■ Exercise aim
Would you copy out each line of the records below that includes the word "this"?

Data extract section start

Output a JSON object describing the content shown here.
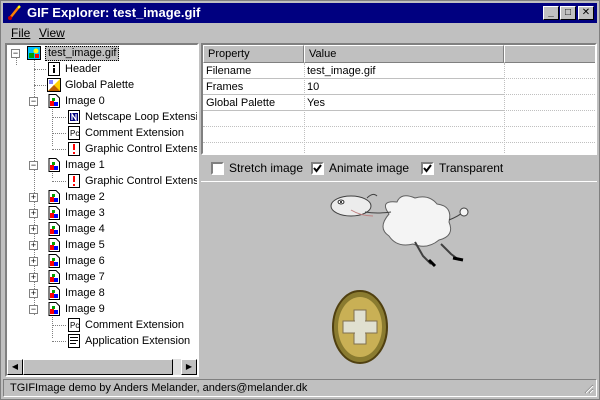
{
  "window": {
    "title": "GIF Explorer: test_image.gif"
  },
  "menu": [
    {
      "label": "File",
      "accel": "F"
    },
    {
      "label": "View",
      "accel": "V"
    }
  ],
  "tree": {
    "items": [
      {
        "label": "test_image.gif",
        "icon": "gif-file-icon",
        "expander": "−",
        "selected": true
      },
      {
        "label": "Header",
        "icon": "info-icon"
      },
      {
        "label": "Global Palette",
        "icon": "palette-icon"
      },
      {
        "label": "Image 0",
        "icon": "image-icon",
        "expander": "−"
      },
      {
        "label": "Netscape Loop Extension",
        "icon": "netscape-icon"
      },
      {
        "label": "Comment Extension",
        "icon": "comment-icon"
      },
      {
        "label": "Graphic Control Extension",
        "icon": "graphic-control-icon"
      },
      {
        "label": "Image 1",
        "icon": "image-icon",
        "expander": "−"
      },
      {
        "label": "Graphic Control Extension",
        "icon": "graphic-control-icon"
      },
      {
        "label": "Image 2",
        "icon": "image-icon",
        "expander": "+"
      },
      {
        "label": "Image 3",
        "icon": "image-icon",
        "expander": "+"
      },
      {
        "label": "Image 4",
        "icon": "image-icon",
        "expander": "+"
      },
      {
        "label": "Image 5",
        "icon": "image-icon",
        "expander": "+"
      },
      {
        "label": "Image 6",
        "icon": "image-icon",
        "expander": "+"
      },
      {
        "label": "Image 7",
        "icon": "image-icon",
        "expander": "+"
      },
      {
        "label": "Image 8",
        "icon": "image-icon",
        "expander": "+"
      },
      {
        "label": "Image 9",
        "icon": "image-icon",
        "expander": "−"
      },
      {
        "label": "Comment Extension",
        "icon": "comment-icon"
      },
      {
        "label": "Application Extension",
        "icon": "application-icon"
      }
    ]
  },
  "properties": {
    "columns": [
      "Property",
      "Value"
    ],
    "rows": [
      {
        "property": "Filename",
        "value": "test_image.gif"
      },
      {
        "property": "Frames",
        "value": "10"
      },
      {
        "property": "Global Palette",
        "value": "Yes"
      }
    ]
  },
  "options": [
    {
      "label": "Stretch image",
      "checked": false
    },
    {
      "label": "Animate image",
      "checked": true
    },
    {
      "label": "Transparent",
      "checked": true
    }
  ],
  "status": {
    "text": "TGIFImage demo by Anders Melander, anders@melander.dk"
  },
  "colors": {
    "titlebar": "#000080",
    "face": "#c0c0c0"
  }
}
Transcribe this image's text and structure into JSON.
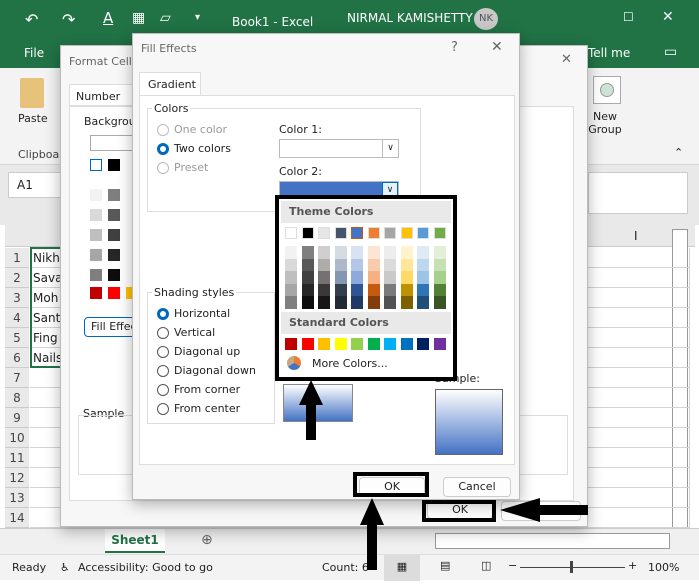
{
  "titlebar": {
    "doc_title": "Book1  -  Excel",
    "user_name": "NIRMAL KAMISHETTY",
    "user_initials": "NK",
    "tab_file": "File",
    "tell_me": "Tell me"
  },
  "ribbon": {
    "paste_label": "Paste",
    "clipboard_label": "Clipboard",
    "new_group_label": "New Group"
  },
  "formula_bar": {
    "name_box": "A1"
  },
  "grid": {
    "column_i": "I",
    "rows": [
      "1",
      "2",
      "3",
      "4",
      "5",
      "6",
      "7",
      "8",
      "9",
      "10",
      "11",
      "12",
      "13",
      "14"
    ],
    "cells": [
      "Nikh",
      "Sava",
      "Moh",
      "Sant",
      "Fing",
      "Nails"
    ]
  },
  "sheet_tabs": {
    "active": "Sheet1"
  },
  "status": {
    "ready": "Ready",
    "accessibility": "Accessibility: Good to go",
    "count": "Count: 6",
    "zoom": "100%"
  },
  "format_cells": {
    "title": "Format Cells",
    "tab_number": "Number",
    "background_label": "Background Color:",
    "fill_effects_button": "Fill Effects...",
    "sample_label": "Sample",
    "ok": "OK"
  },
  "fill_effects": {
    "title": "Fill Effects",
    "help": "?",
    "tab": "Gradient",
    "colors_group": "Colors",
    "one_color": "One color",
    "two_colors": "Two colors",
    "preset": "Preset",
    "color1_label": "Color 1:",
    "color2_label": "Color 2:",
    "shading_group": "Shading styles",
    "shading": [
      "Horizontal",
      "Vertical",
      "Diagonal up",
      "Diagonal down",
      "From corner",
      "From center"
    ],
    "sample_label": "Sample:",
    "ok": "OK",
    "cancel": "Cancel"
  },
  "color_popup": {
    "theme_header": "Theme Colors",
    "standard_header": "Standard Colors",
    "more_colors": "More Colors...",
    "theme": [
      "#ffffff",
      "#000000",
      "#e7e6e6",
      "#44546a",
      "#4472c4",
      "#ed7d31",
      "#a5a5a5",
      "#ffc000",
      "#5b9bd5",
      "#70ad47"
    ],
    "shades": [
      [
        "#f2f2f2",
        "#d9d9d9",
        "#bfbfbf",
        "#a6a6a6",
        "#7f7f7f"
      ],
      [
        "#7f7f7f",
        "#595959",
        "#404040",
        "#262626",
        "#0d0d0d"
      ],
      [
        "#d0cece",
        "#aeabab",
        "#757171",
        "#3a3838",
        "#171616"
      ],
      [
        "#d6dce4",
        "#adb9ca",
        "#8497b0",
        "#333f4f",
        "#222a35"
      ],
      [
        "#d9e2f3",
        "#b4c6e7",
        "#8eaadb",
        "#2f5496",
        "#1f3864"
      ],
      [
        "#fbe5d5",
        "#f7cbac",
        "#f4b183",
        "#c55a11",
        "#843c0b"
      ],
      [
        "#ededed",
        "#dbdbdb",
        "#c9c9c9",
        "#7b7b7b",
        "#525252"
      ],
      [
        "#fff2cc",
        "#ffe699",
        "#ffd966",
        "#bf9000",
        "#7f6000"
      ],
      [
        "#deebf6",
        "#bdd7ee",
        "#9dc3e6",
        "#2e75b5",
        "#1f4e79"
      ],
      [
        "#e2efd9",
        "#c5e0b3",
        "#a8d08d",
        "#538135",
        "#375623"
      ]
    ],
    "standard": [
      "#c00000",
      "#ff0000",
      "#ffc000",
      "#ffff00",
      "#92d050",
      "#00b050",
      "#00b0f0",
      "#0070c0",
      "#002060",
      "#7030a0"
    ]
  }
}
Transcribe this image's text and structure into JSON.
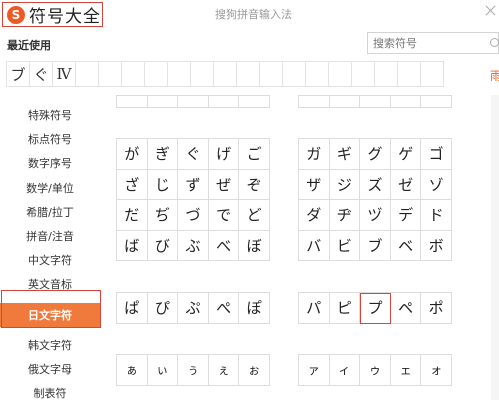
{
  "titlebar": {
    "logo_glyph": "S",
    "title": "符号大全",
    "caption": "搜狗拼音输入法"
  },
  "recent": {
    "label": "最近使用",
    "items": [
      "ブ",
      "ぐ",
      "Ⅳ",
      "",
      "",
      "",
      "",
      "",
      "",
      "",
      "",
      "",
      "",
      "",
      "",
      "",
      "",
      "",
      ""
    ],
    "more_label": "雨"
  },
  "search": {
    "placeholder": "搜索符号"
  },
  "sidebar": {
    "items": [
      {
        "label": "特殊符号"
      },
      {
        "label": "标点符号"
      },
      {
        "label": "数字序号"
      },
      {
        "label": "数学/单位"
      },
      {
        "label": "希腊/拉丁"
      },
      {
        "label": "拼音/注音"
      },
      {
        "label": "中文字符"
      },
      {
        "label": "英文音标"
      },
      {
        "label": "日文字符"
      },
      {
        "label": "韩文字符"
      },
      {
        "label": "俄文字母"
      },
      {
        "label": "制表符"
      }
    ],
    "active_index": 8
  },
  "grids": {
    "hira_voiced": [
      [
        "が",
        "ぎ",
        "ぐ",
        "げ",
        "ご"
      ],
      [
        "ざ",
        "じ",
        "ず",
        "ぜ",
        "ぞ"
      ],
      [
        "だ",
        "ぢ",
        "づ",
        "で",
        "ど"
      ],
      [
        "ば",
        "び",
        "ぶ",
        "べ",
        "ぼ"
      ]
    ],
    "kata_voiced": [
      [
        "ガ",
        "ギ",
        "グ",
        "ゲ",
        "ゴ"
      ],
      [
        "ザ",
        "ジ",
        "ズ",
        "ゼ",
        "ゾ"
      ],
      [
        "ダ",
        "ヂ",
        "ヅ",
        "デ",
        "ド"
      ],
      [
        "バ",
        "ビ",
        "ブ",
        "ベ",
        "ボ"
      ]
    ],
    "hira_semivoiced": [
      [
        "ぱ",
        "ぴ",
        "ぷ",
        "ぺ",
        "ぽ"
      ]
    ],
    "kata_semivoiced": [
      [
        "パ",
        "ピ",
        "プ",
        "ペ",
        "ポ"
      ]
    ],
    "hira_small": [
      [
        "ぁ",
        "ぃ",
        "ぅ",
        "ぇ",
        "ぉ"
      ]
    ],
    "kata_small": [
      [
        "ァ",
        "ィ",
        "ゥ",
        "ェ",
        "ォ"
      ]
    ],
    "selected": {
      "grid": "kata_semivoiced",
      "row": 0,
      "col": 2
    }
  },
  "colors": {
    "accent": "#ef7a3c",
    "highlight_border": "#d6453a",
    "logo": "#ee5a24"
  }
}
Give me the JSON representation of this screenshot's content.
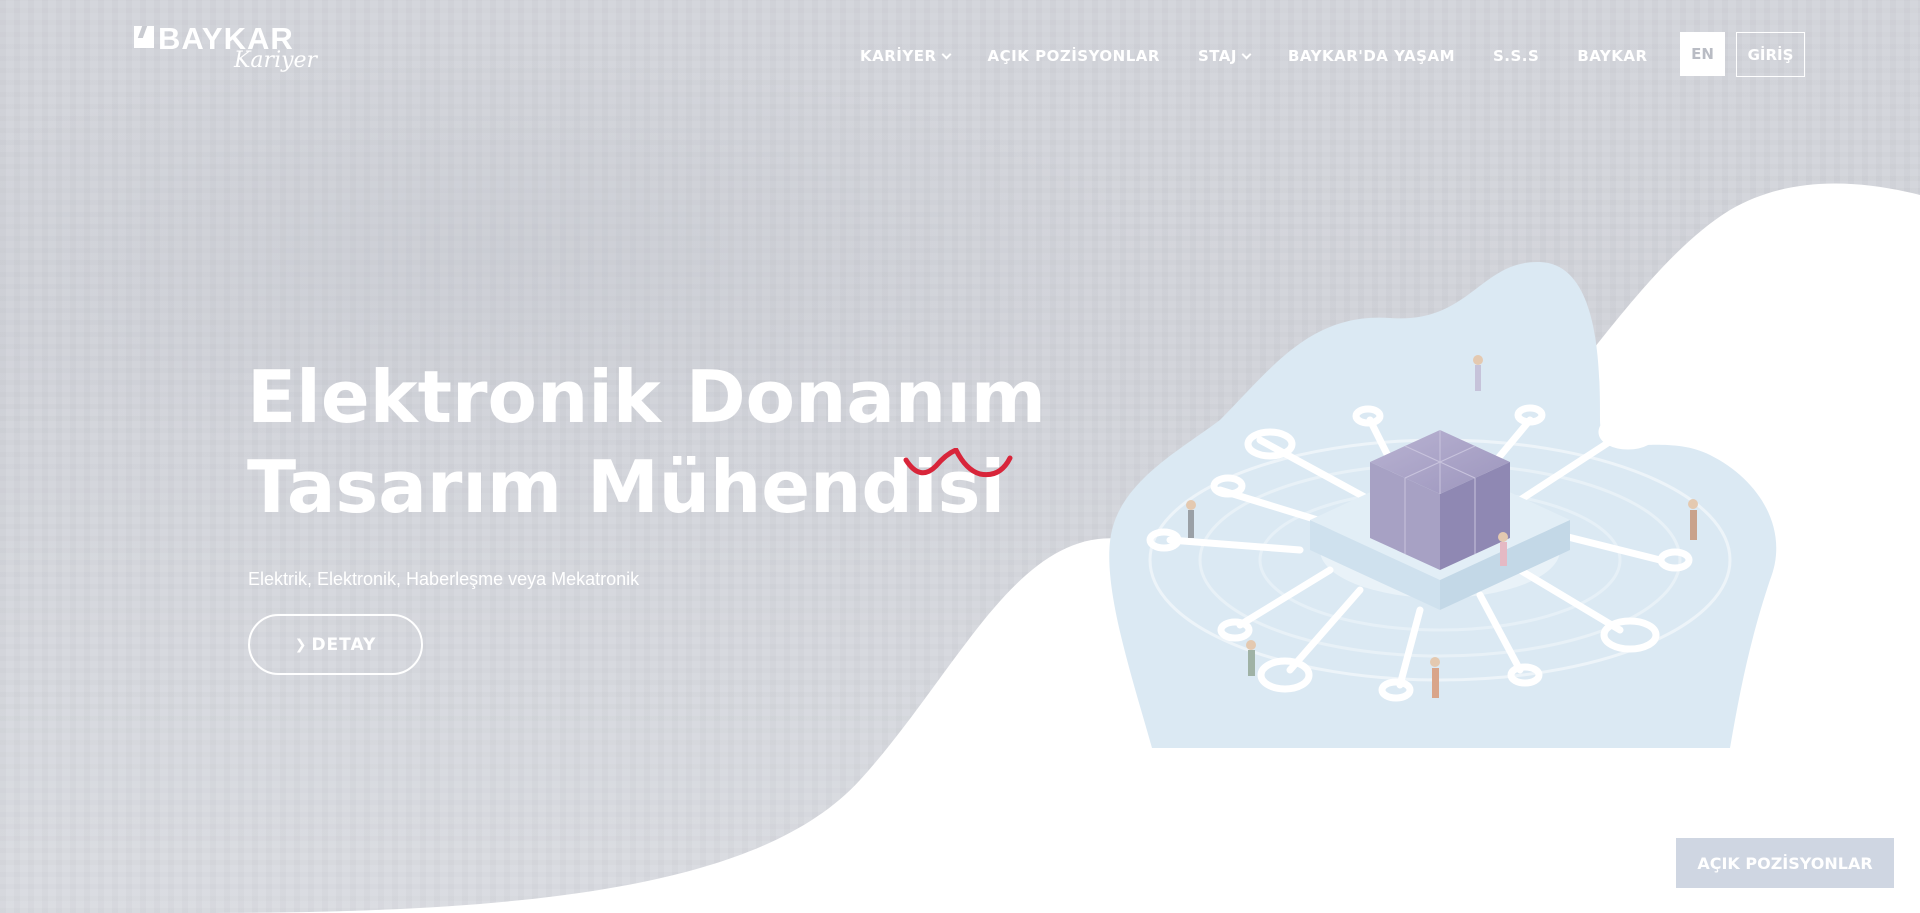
{
  "brand": {
    "name": "BAYKAR",
    "script": "Kariyer"
  },
  "nav": {
    "items": [
      {
        "label": "KARİYER",
        "dropdown": true
      },
      {
        "label": "AÇIK POZİSYONLAR",
        "dropdown": false
      },
      {
        "label": "STAJ",
        "dropdown": true
      },
      {
        "label": "BAYKAR'DA YAŞAM",
        "dropdown": false
      },
      {
        "label": "S.S.S",
        "dropdown": false
      },
      {
        "label": "BAYKAR",
        "dropdown": false
      }
    ],
    "lang_label": "EN",
    "login_label": "GİRİŞ"
  },
  "hero": {
    "title_line1": "Elektronik Donanım",
    "title_line2": "Tasarım Mühendisi",
    "subtitle": "Elektrik, Elektronik, Haberleşme veya Mekatronik",
    "detail_label": "DETAY",
    "detail_icon": "chevron-right-icon"
  },
  "cta": {
    "label": "AÇIK POZİSYONLAR"
  },
  "colors": {
    "accent_red": "#d8253a",
    "cta_bg": "#cfd6e2",
    "illustration_blob": "#dbe9f3"
  }
}
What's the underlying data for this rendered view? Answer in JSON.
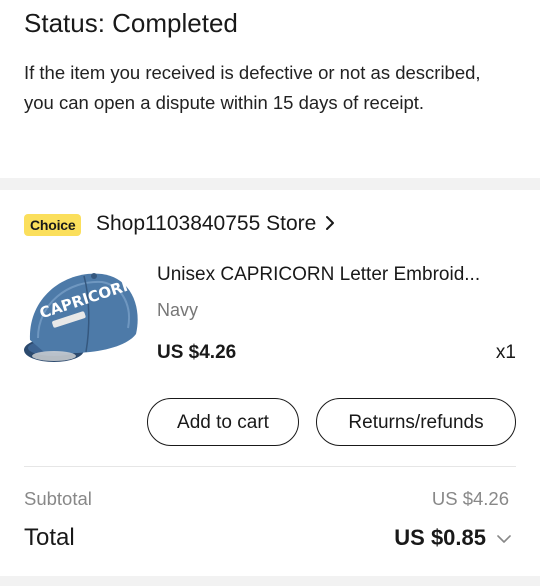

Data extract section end

■ Written reply
Transcribe this image's text and structure into JSON.
Transcribe this image's text and structure into JSON.
Give me the JSON representation of this screenshot's content.
What's the underlying data for this rendered view? Answer in JSON.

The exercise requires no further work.